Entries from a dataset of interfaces

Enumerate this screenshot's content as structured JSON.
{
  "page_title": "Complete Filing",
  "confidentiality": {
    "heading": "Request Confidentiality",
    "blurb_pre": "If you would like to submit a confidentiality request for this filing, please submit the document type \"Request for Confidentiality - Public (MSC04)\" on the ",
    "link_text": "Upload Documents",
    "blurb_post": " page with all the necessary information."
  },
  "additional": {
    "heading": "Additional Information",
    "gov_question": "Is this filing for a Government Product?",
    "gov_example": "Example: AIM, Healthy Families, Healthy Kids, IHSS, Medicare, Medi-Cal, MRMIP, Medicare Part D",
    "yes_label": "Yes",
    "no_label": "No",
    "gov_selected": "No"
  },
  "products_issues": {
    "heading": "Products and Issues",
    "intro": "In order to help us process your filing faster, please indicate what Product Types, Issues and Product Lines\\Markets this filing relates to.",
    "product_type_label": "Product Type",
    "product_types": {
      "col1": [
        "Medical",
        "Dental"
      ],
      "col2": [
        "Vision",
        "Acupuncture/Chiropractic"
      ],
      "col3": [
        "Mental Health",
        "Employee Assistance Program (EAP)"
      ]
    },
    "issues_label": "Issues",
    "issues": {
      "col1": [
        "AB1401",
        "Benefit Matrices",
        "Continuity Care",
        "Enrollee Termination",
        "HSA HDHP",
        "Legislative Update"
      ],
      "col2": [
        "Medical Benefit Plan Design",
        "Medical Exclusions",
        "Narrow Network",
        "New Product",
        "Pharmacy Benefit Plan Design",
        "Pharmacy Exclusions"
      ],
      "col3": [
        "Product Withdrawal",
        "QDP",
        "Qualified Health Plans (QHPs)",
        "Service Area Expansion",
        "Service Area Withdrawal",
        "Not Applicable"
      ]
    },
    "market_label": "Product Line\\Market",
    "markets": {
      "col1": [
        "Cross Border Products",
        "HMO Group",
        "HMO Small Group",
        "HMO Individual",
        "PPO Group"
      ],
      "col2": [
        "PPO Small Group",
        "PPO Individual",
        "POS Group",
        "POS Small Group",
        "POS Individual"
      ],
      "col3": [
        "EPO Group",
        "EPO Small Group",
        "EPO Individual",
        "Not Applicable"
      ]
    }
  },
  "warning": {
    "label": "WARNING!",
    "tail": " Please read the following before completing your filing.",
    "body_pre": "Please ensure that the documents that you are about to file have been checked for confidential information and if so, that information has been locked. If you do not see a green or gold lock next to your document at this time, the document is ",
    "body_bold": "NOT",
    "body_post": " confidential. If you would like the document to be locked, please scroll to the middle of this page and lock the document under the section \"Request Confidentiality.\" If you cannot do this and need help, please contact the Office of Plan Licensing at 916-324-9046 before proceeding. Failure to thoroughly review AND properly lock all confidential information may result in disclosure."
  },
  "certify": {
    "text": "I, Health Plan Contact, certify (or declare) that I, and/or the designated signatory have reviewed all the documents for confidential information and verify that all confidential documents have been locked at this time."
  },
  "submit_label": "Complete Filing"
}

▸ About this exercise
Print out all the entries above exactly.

▸ Solution to the problem
Enumerate this screenshot's content as structured JSON.
{
  "page_title": "Complete Filing",
  "confidentiality": {
    "heading": "Request Confidentiality",
    "blurb_pre": "If you would like to submit a confidentiality request for this filing, please submit the document type \"Request for Confidentiality - Public (MSC04)\" on the ",
    "link_text": "Upload Documents",
    "blurb_post": " page with all the necessary information."
  },
  "additional": {
    "heading": "Additional Information",
    "gov_question": "Is this filing for a Government Product?",
    "gov_example": "Example: AIM, Healthy Families, Healthy Kids, IHSS, Medicare, Medi-Cal, MRMIP, Medicare Part D",
    "yes_label": "Yes",
    "no_label": "No",
    "gov_selected": "No"
  },
  "products_issues": {
    "heading": "Products and Issues",
    "intro": "In order to help us process your filing faster, please indicate what Product Types, Issues and Product Lines\\Markets this filing relates to.",
    "product_type_label": "Product Type",
    "product_types": {
      "col1": [
        "Medical",
        "Dental"
      ],
      "col2": [
        "Vision",
        "Acupuncture/Chiropractic"
      ],
      "col3": [
        "Mental Health",
        "Employee Assistance Program (EAP)"
      ]
    },
    "issues_label": "Issues",
    "issues": {
      "col1": [
        "AB1401",
        "Benefit Matrices",
        "Continuity Care",
        "Enrollee Termination",
        "HSA HDHP",
        "Legislative Update"
      ],
      "col2": [
        "Medical Benefit Plan Design",
        "Medical Exclusions",
        "Narrow Network",
        "New Product",
        "Pharmacy Benefit Plan Design",
        "Pharmacy Exclusions"
      ],
      "col3": [
        "Product Withdrawal",
        "QDP",
        "Qualified Health Plans (QHPs)",
        "Service Area Expansion",
        "Service Area Withdrawal",
        "Not Applicable"
      ]
    },
    "market_label": "Product Line\\Market",
    "markets": {
      "col1": [
        "Cross Border Products",
        "HMO Group",
        "HMO Small Group",
        "HMO Individual",
        "PPO Group"
      ],
      "col2": [
        "PPO Small Group",
        "PPO Individual",
        "POS Group",
        "POS Small Group",
        "POS Individual"
      ],
      "col3": [
        "EPO Group",
        "EPO Small Group",
        "EPO Individual",
        "Not Applicable"
      ]
    }
  },
  "warning": {
    "label": "WARNING!",
    "tail": " Please read the following before completing your filing.",
    "body_pre": "Please ensure that the documents that you are about to file have been checked for confidential information and if so, that information has been locked. If you do not see a green or gold lock next to your document at this time, the document is ",
    "body_bold": "NOT",
    "body_post": " confidential. If you would like the document to be locked, please scroll to the middle of this page and lock the document under the section \"Request Confidentiality.\" If you cannot do this and need help, please contact the Office of Plan Licensing at 916-324-9046 before proceeding. Failure to thoroughly review AND properly lock all confidential information may result in disclosure."
  },
  "certify": {
    "text": "I, Health Plan Contact, certify (or declare) that I, and/or the designated signatory have reviewed all the documents for confidential information and verify that all confidential documents have been locked at this time."
  },
  "submit_label": "Complete Filing"
}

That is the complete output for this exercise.